• **TO DO**
A verbatim reprint of the records below is what this exercise asks for.

• **MATERIAL FOR THE TASK**
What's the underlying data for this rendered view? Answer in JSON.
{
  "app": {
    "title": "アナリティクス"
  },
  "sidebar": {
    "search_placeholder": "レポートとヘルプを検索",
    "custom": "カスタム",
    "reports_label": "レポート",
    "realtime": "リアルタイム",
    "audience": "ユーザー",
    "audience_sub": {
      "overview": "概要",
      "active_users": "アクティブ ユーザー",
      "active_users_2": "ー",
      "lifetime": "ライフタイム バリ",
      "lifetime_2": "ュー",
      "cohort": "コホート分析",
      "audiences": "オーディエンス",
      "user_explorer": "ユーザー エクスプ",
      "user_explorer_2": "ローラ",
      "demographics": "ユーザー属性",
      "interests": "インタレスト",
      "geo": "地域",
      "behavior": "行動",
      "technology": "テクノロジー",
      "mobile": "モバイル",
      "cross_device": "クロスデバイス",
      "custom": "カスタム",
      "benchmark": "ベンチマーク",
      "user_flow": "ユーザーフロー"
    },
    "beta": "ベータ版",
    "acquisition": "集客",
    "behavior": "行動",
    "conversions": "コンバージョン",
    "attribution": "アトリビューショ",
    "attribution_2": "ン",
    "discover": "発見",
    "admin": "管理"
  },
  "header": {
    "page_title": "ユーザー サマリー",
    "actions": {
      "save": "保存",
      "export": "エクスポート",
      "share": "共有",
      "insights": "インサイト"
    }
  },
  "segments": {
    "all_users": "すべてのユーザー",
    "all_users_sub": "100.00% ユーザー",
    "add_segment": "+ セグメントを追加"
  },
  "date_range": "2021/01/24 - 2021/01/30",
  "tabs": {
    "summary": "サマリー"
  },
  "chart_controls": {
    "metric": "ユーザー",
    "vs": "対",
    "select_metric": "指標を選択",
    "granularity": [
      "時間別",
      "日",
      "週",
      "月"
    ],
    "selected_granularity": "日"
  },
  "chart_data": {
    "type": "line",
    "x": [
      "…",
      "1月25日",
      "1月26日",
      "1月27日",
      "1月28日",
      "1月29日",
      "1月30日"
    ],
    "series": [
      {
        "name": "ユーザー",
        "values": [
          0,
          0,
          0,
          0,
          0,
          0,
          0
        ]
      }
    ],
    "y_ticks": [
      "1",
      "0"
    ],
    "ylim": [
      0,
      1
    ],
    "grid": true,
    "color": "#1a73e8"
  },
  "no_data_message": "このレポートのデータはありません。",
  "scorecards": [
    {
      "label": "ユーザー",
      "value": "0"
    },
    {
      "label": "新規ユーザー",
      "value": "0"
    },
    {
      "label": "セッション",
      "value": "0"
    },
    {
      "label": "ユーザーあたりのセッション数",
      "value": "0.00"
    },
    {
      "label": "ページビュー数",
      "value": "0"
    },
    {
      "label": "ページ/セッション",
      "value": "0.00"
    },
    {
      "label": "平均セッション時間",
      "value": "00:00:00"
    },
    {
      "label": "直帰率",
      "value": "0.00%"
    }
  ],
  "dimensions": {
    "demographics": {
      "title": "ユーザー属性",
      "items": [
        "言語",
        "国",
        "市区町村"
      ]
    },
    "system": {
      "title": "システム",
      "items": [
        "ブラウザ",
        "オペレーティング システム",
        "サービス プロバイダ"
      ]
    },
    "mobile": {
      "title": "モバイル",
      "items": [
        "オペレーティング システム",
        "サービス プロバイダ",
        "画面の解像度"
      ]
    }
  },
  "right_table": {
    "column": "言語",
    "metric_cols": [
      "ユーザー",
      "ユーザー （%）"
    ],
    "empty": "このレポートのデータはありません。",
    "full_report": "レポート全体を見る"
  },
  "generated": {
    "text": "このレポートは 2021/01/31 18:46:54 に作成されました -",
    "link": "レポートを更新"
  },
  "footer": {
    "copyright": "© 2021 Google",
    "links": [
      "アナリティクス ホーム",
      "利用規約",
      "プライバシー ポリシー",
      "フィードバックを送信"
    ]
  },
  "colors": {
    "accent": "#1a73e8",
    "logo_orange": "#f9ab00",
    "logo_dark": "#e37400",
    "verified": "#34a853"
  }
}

• **SOLUTION FOR THIS TASK**
What's the underlying data for this rendered view? Answer in JSON.
{
  "app": {
    "title": "アナリティクス"
  },
  "sidebar": {
    "search_placeholder": "レポートとヘルプを検索",
    "custom": "カスタム",
    "reports_label": "レポート",
    "realtime": "リアルタイム",
    "audience": "ユーザー",
    "audience_sub": {
      "overview": "概要",
      "active_users": "アクティブ ユーザー",
      "active_users_2": "ー",
      "lifetime": "ライフタイム バリ",
      "lifetime_2": "ュー",
      "cohort": "コホート分析",
      "audiences": "オーディエンス",
      "user_explorer": "ユーザー エクスプ",
      "user_explorer_2": "ローラ",
      "demographics": "ユーザー属性",
      "interests": "インタレスト",
      "geo": "地域",
      "behavior": "行動",
      "technology": "テクノロジー",
      "mobile": "モバイル",
      "cross_device": "クロスデバイス",
      "custom": "カスタム",
      "benchmark": "ベンチマーク",
      "user_flow": "ユーザーフロー"
    },
    "beta": "ベータ版",
    "acquisition": "集客",
    "behavior": "行動",
    "conversions": "コンバージョン",
    "attribution": "アトリビューショ",
    "attribution_2": "ン",
    "discover": "発見",
    "admin": "管理"
  },
  "header": {
    "page_title": "ユーザー サマリー",
    "actions": {
      "save": "保存",
      "export": "エクスポート",
      "share": "共有",
      "insights": "インサイト"
    }
  },
  "segments": {
    "all_users": "すべてのユーザー",
    "all_users_sub": "100.00% ユーザー",
    "add_segment": "+ セグメントを追加"
  },
  "date_range": "2021/01/24 - 2021/01/30",
  "tabs": {
    "summary": "サマリー"
  },
  "chart_controls": {
    "metric": "ユーザー",
    "vs": "対",
    "select_metric": "指標を選択",
    "granularity": [
      "時間別",
      "日",
      "週",
      "月"
    ],
    "selected_granularity": "日"
  },
  "chart_data": {
    "type": "line",
    "x": [
      "…",
      "1月25日",
      "1月26日",
      "1月27日",
      "1月28日",
      "1月29日",
      "1月30日"
    ],
    "series": [
      {
        "name": "ユーザー",
        "values": [
          0,
          0,
          0,
          0,
          0,
          0,
          0
        ]
      }
    ],
    "y_ticks": [
      "1",
      "0"
    ],
    "ylim": [
      0,
      1
    ],
    "grid": true,
    "color": "#1a73e8"
  },
  "no_data_message": "このレポートのデータはありません。",
  "scorecards": [
    {
      "label": "ユーザー",
      "value": "0"
    },
    {
      "label": "新規ユーザー",
      "value": "0"
    },
    {
      "label": "セッション",
      "value": "0"
    },
    {
      "label": "ユーザーあたりのセッション数",
      "value": "0.00"
    },
    {
      "label": "ページビュー数",
      "value": "0"
    },
    {
      "label": "ページ/セッション",
      "value": "0.00"
    },
    {
      "label": "平均セッション時間",
      "value": "00:00:00"
    },
    {
      "label": "直帰率",
      "value": "0.00%"
    }
  ],
  "dimensions": {
    "demographics": {
      "title": "ユーザー属性",
      "items": [
        "言語",
        "国",
        "市区町村"
      ]
    },
    "system": {
      "title": "システム",
      "items": [
        "ブラウザ",
        "オペレーティング システム",
        "サービス プロバイダ"
      ]
    },
    "mobile": {
      "title": "モバイル",
      "items": [
        "オペレーティング システム",
        "サービス プロバイダ",
        "画面の解像度"
      ]
    }
  },
  "right_table": {
    "column": "言語",
    "metric_cols": [
      "ユーザー",
      "ユーザー （%）"
    ],
    "empty": "このレポートのデータはありません。",
    "full_report": "レポート全体を見る"
  },
  "generated": {
    "text": "このレポートは 2021/01/31 18:46:54 に作成されました -",
    "link": "レポートを更新"
  },
  "footer": {
    "copyright": "© 2021 Google",
    "links": [
      "アナリティクス ホーム",
      "利用規約",
      "プライバシー ポリシー",
      "フィードバックを送信"
    ]
  },
  "colors": {
    "accent": "#1a73e8",
    "logo_orange": "#f9ab00",
    "logo_dark": "#e37400",
    "verified": "#34a853"
  }
}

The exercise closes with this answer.